Wyatt Fisher

Dr. Clare Bright, Honors 394 A

March 4th, 2014

Response Paper 7

In order to review the radical gay critique of the liberal gay position, one must

first establish the liberal gay position itself. By the 1990s, the more sophisticated liberal

gay movement sought to gain equal rights for gays, including nondiscrimination and

marriage equality, “by gaining visibility and influence within the political mainstream,”

(Rayside, 286). The radical gay movement, however, strongly critiqued both the goal and

strategies of the liberal gay movement. Radical gays view gay oppression as inherent in

the structure of the capitalist system, thus the goal is not equality for gays, but rather the

liberation and self-determination of gays (Engel, 41). The radical gay critique of the

liberal gay position is that by integrating with the mainstream, gays would be submitting

themselves to a heterosexist, patriarchal, class-divided society (D’Emilio, 56), which

would run counter to the core goal of bettering the lives of gays. The proposal of gay

liberation and self-determination is intended to result in the abolishment of existing social

institutions and sexual roles (Freedman and D’Emilio, 251).

As an example of an issue radical gays critique liberal gays on, one can look to

marriage. Liberal gays seek to achieve equality between the sexual orientations, and thus

posit that marriage must be extended to all or none (Stoddard, 10-3). The radical gay

critique of the extension of the right to marriage to same-sex couples, as articulated by

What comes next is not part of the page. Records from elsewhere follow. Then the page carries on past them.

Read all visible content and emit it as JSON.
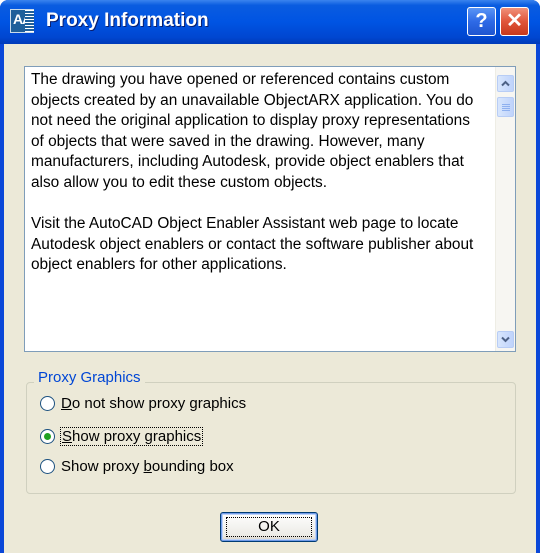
{
  "window": {
    "title": "Proxy Information",
    "icon": "autocad-app-icon",
    "icon_text": "AA",
    "help_label": "?",
    "close_label": "✕"
  },
  "message": {
    "paragraphs": [
      "The drawing you have opened or referenced contains custom objects created by an unavailable ObjectARX application. You do not need the original application to display proxy representations of objects that were saved in the drawing. However, many manufacturers, including Autodesk, provide object enablers that also allow you to edit these custom objects.",
      "Visit the AutoCAD Object Enabler Assistant web page to locate Autodesk object enablers or contact the software publisher about object enablers for other applications."
    ]
  },
  "proxy_graphics": {
    "group_label": "Proxy Graphics",
    "options": [
      {
        "label_pre": "",
        "label_u": "D",
        "label_post": "o not show proxy graphics",
        "selected": false
      },
      {
        "label_pre": "",
        "label_u": "S",
        "label_post": "how proxy graphics",
        "selected": true
      },
      {
        "label_pre": "Show proxy ",
        "label_u": "b",
        "label_post": "ounding box",
        "selected": false
      }
    ]
  },
  "buttons": {
    "ok_label": "OK"
  },
  "colors": {
    "titlebar": "#0054e3",
    "group_label": "#0046d5",
    "radio_selected": "#21a121",
    "dialog_bg": "#ece9d8"
  }
}
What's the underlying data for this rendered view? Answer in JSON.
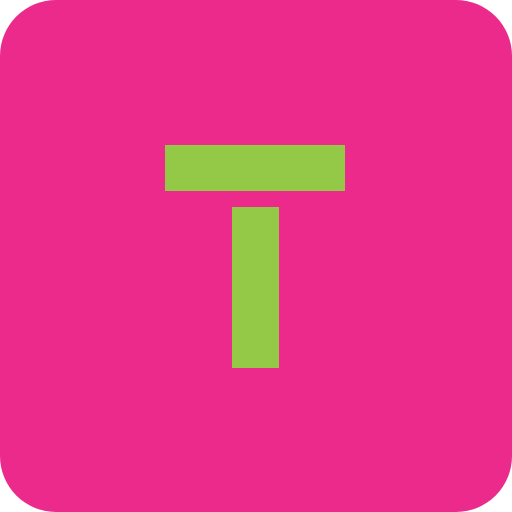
{
  "app_icon": {
    "icon_name": "letter-t-icon",
    "colors": {
      "background": "#EC2A8B",
      "glyph": "#94C947"
    }
  }
}
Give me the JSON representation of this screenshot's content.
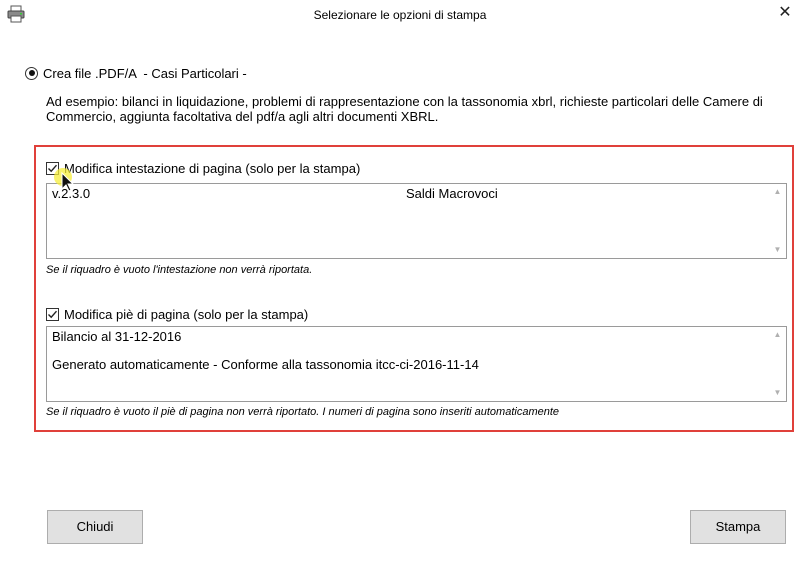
{
  "window": {
    "title": "Selezionare le opzioni di stampa",
    "close_glyph": "✕"
  },
  "option": {
    "radio_label": "Crea file .PDF/A  - Casi Particolari -",
    "selected": true,
    "description": "Ad esempio: bilanci in liquidazione, problemi di rappresentazione con la tassonomia xbrl, richieste particolari delle Camere di Commercio, aggiunta facoltativa del pdf/a agli altri documenti XBRL."
  },
  "header_section": {
    "checkbox_label": "Modifica intestazione di pagina (solo per la stampa)",
    "checked": true,
    "text_left": "v.2.3.0",
    "text_center": "Saldi Macrovoci",
    "hint": "Se il riquadro è vuoto l'intestazione non verrà riportata."
  },
  "footer_section": {
    "checkbox_label": "Modifica piè di pagina (solo per la stampa)",
    "checked": true,
    "line1": "Bilancio al 31-12-2016",
    "line2": "Generato automaticamente - Conforme alla tassonomia itcc-ci-2016-11-14",
    "hint": "Se il riquadro è vuoto il piè di pagina non verrà riportato. I numeri di pagina sono inseriti automaticamente"
  },
  "buttons": {
    "close_label": "Chiudi",
    "print_label": "Stampa"
  },
  "colors": {
    "highlight_border": "#e0403a",
    "button_bg": "#e1e1e1"
  }
}
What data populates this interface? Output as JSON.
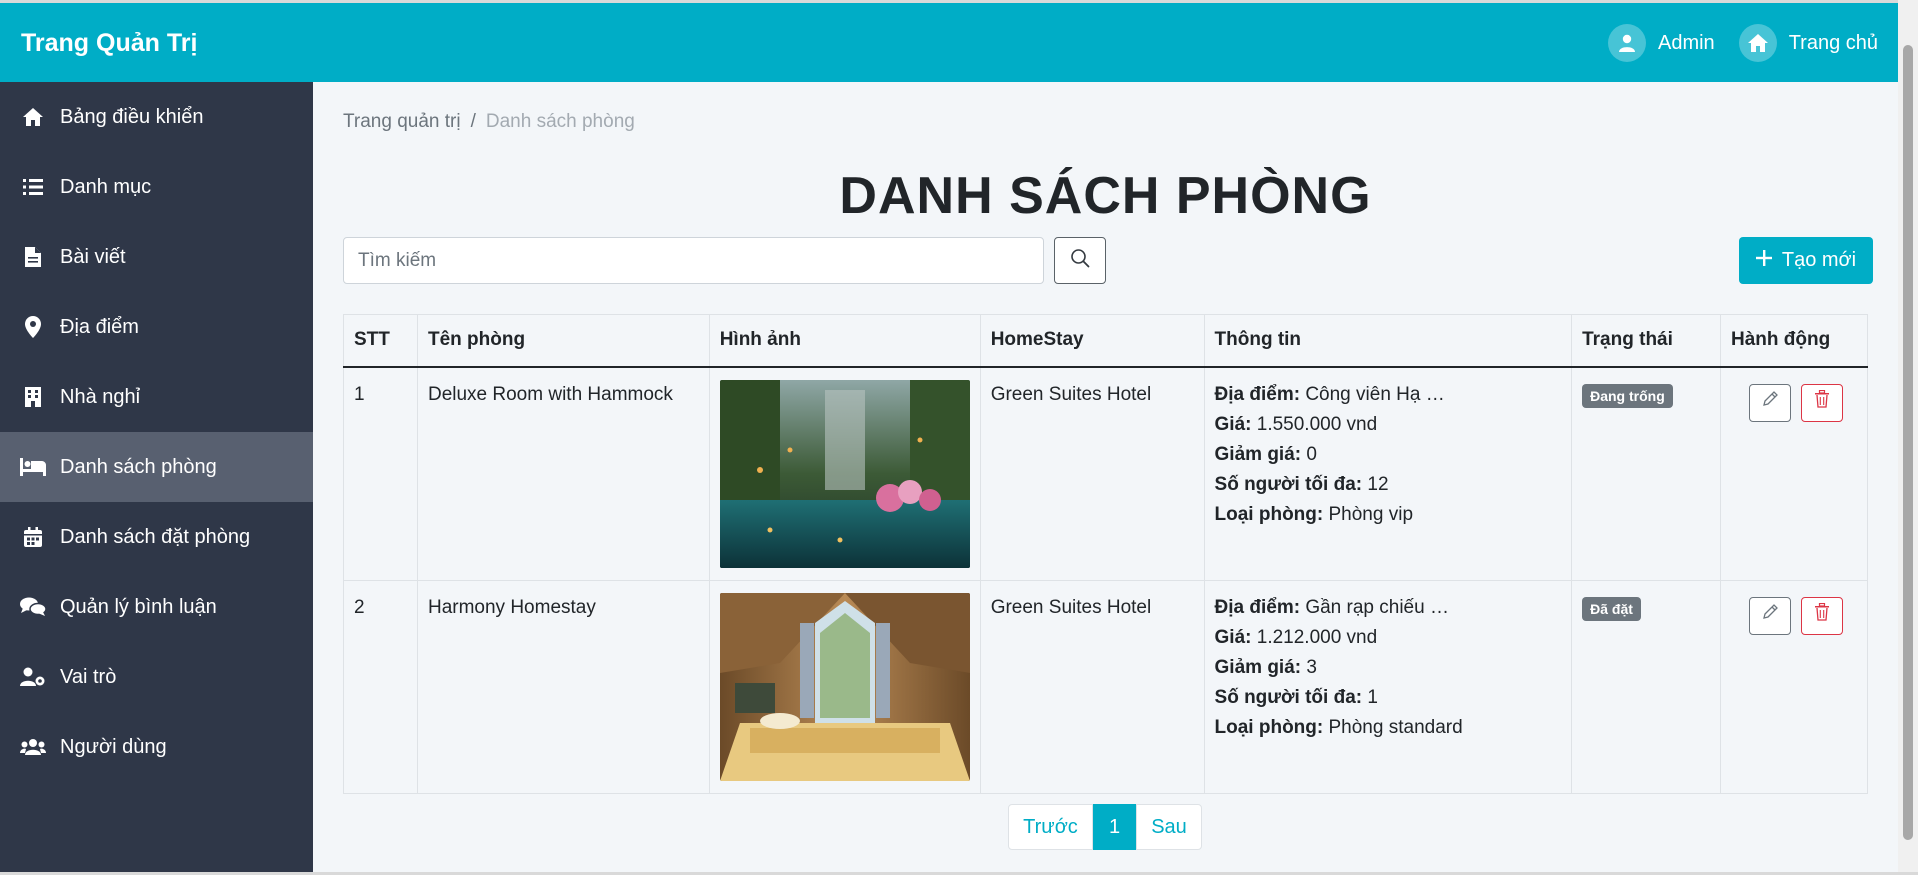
{
  "header": {
    "brand": "Trang Quản Trị",
    "user_label": "Admin",
    "home_label": "Trang chủ"
  },
  "sidebar": {
    "items": [
      {
        "label": "Bảng điều khiển",
        "icon": "home-icon"
      },
      {
        "label": "Danh mục",
        "icon": "list-icon"
      },
      {
        "label": "Bài viết",
        "icon": "file-icon"
      },
      {
        "label": "Địa điểm",
        "icon": "map-pin-icon"
      },
      {
        "label": "Nhà nghỉ",
        "icon": "building-icon"
      },
      {
        "label": "Danh sách phòng",
        "icon": "bed-icon",
        "active": true
      },
      {
        "label": "Danh sách đặt phòng",
        "icon": "calendar-icon"
      },
      {
        "label": "Quản lý bình luận",
        "icon": "comments-icon"
      },
      {
        "label": "Vai trò",
        "icon": "user-gear-icon"
      },
      {
        "label": "Người dùng",
        "icon": "users-icon"
      }
    ]
  },
  "breadcrumb": {
    "root": "Trang quản trị",
    "separator": "/",
    "current": "Danh sách phòng"
  },
  "page": {
    "title": "DANH SÁCH PHÒNG",
    "search_placeholder": "Tìm kiếm",
    "create_label": "Tạo mới"
  },
  "table": {
    "headers": [
      "STT",
      "Tên phòng",
      "Hình ảnh",
      "HomeStay",
      "Thông tin",
      "Trạng thái",
      "Hành động"
    ],
    "info_labels": {
      "location": "Địa điểm:",
      "price": "Giá:",
      "discount": "Giảm giá:",
      "max_people": "Số người tối đa:",
      "room_type": "Loại phòng:"
    },
    "rows": [
      {
        "stt": "1",
        "name": "Deluxe Room with Hammock",
        "image": "garden-pool-photo",
        "homestay": "Green Suites Hotel",
        "location": "Công viên Hạ …",
        "price": "1.550.000 vnd",
        "discount": "0",
        "max_people": "12",
        "room_type": "Phòng vip",
        "status": "Đang trống"
      },
      {
        "stt": "2",
        "name": "Harmony Homestay",
        "image": "wooden-bedroom-photo",
        "homestay": "Green Suites Hotel",
        "location": "Gần rạp chiếu …",
        "price": "1.212.000 vnd",
        "discount": "3",
        "max_people": "1",
        "room_type": "Phòng standard",
        "status": "Đã đặt"
      }
    ]
  },
  "pagination": {
    "prev": "Trước",
    "current": "1",
    "next": "Sau"
  },
  "colors": {
    "accent": "#00adc6",
    "sidebar_bg": "#2f3748",
    "sidebar_active": "#586070",
    "badge": "#6c757d",
    "danger": "#dc3545"
  }
}
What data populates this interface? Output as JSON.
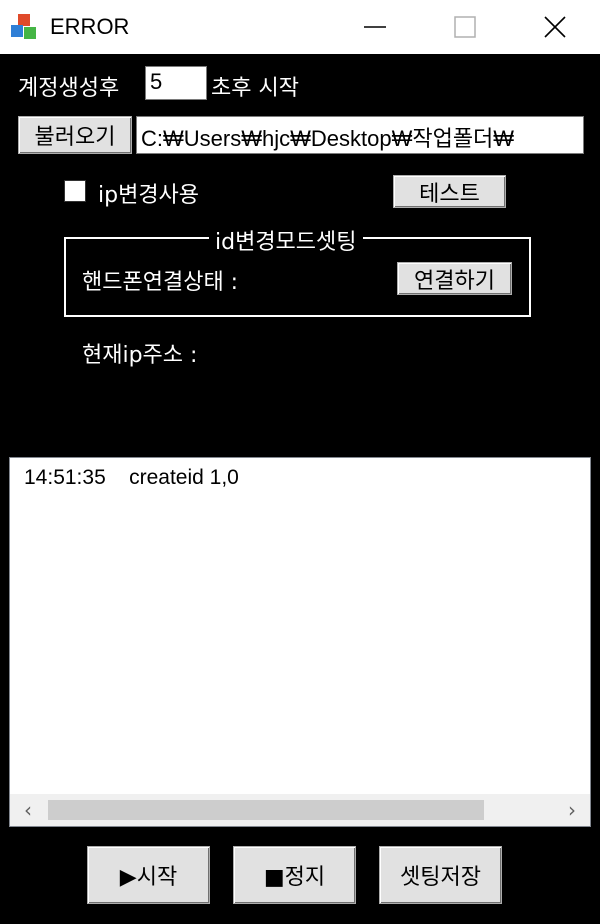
{
  "window": {
    "title": "ERROR"
  },
  "controls": {
    "account_delay_label": "계정생성후",
    "account_delay_value": "5",
    "account_delay_suffix": "초후 시작",
    "load_button": "불러오기",
    "path_value": "C:₩Users₩hjc₩Desktop₩작업폴더₩",
    "ip_change_label": "ip변경사용",
    "ip_change_checked": false,
    "test_button": "테스트",
    "group_title": "id변경모드셋팅",
    "phone_status_label": "핸드폰연결상태 :",
    "connect_button": "연결하기",
    "current_ip_label": "현재ip주소 :"
  },
  "log": {
    "rows": [
      {
        "time": "14:51:35",
        "message": "createid 1,0"
      }
    ]
  },
  "footer": {
    "start_button": "▶시작",
    "stop_button": "■정지",
    "save_button": "셋팅저장"
  }
}
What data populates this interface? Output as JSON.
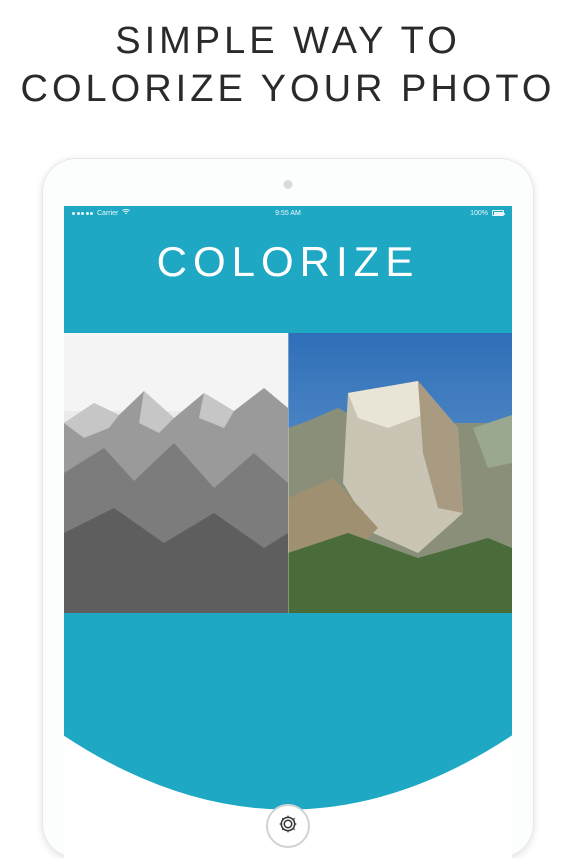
{
  "promo": {
    "line1": "SIMPLE WAY TO",
    "line2": "COLORIZE YOUR PHOTO"
  },
  "status_bar": {
    "carrier": "Carrier",
    "time": "9:55 AM",
    "battery": "100%"
  },
  "app": {
    "title": "COLORIZE"
  },
  "colors": {
    "teal": "#1fa8c4",
    "white": "#ffffff",
    "text": "#2a2a2a"
  },
  "icons": {
    "camera": "camera-icon",
    "wifi": "wifi-icon",
    "battery": "battery-icon"
  }
}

Ettelbrick, is that the institution of marriage run counter to gay liberation because it
inevitably results in a power disparity between spouses, in addition to allowing the state

to regulate gay relationships. Ettelbrick further argues that submission to the institution of

marriage creates a dichotomy of “good” relationships (married couples) versus “bad”

relationships (unmarried couples, polygamous relationships, etc). By seeking equality,

liberal gays, according to radical gays, actually limit the options for people in

relationships to gain rights and improve their lives. Radical gays propose domestic

partnerships, which are open to various kinds of relationships and provide minimal

protections, as a way to redefine society’s view of the family (Ettelbrick, 14-7).

Liberal gays seek or sought inclusion in military service, nondiscrimination in

employment, election of gay political figures, the end of police harassment, and the

repeal of anti-sodomy laws. Each of these issues were or are inherent, according to

radical gays, in the patriarchal capitalist American society, and as such were not to be

pursued because radical gays sought liberation from the system, not relief from its faults.

Radical gays instead sought to abolish existing social institutions in pursuit of complete

sexual liberation, justified by the belief that individuals are born sexually androgynous

and society’s pressures are what create sexuality (Engel, 42-3). Radical gays sought to

take control of their own paths through several tactics which still persist to today,

including a more public coming out and self-naming of the group. Public coming out

served to reject negative societal views of homosexuality, as well as a means to unite the

personal and political spheres of an individual (Engel, 43-4). Radical gays chose to claim

the word “gay” for themselves since gays were already calling themselves that (Engel,

43), rejecting homophile and homosexual, which were assigned by the patriarchy-

supported political and medical communities.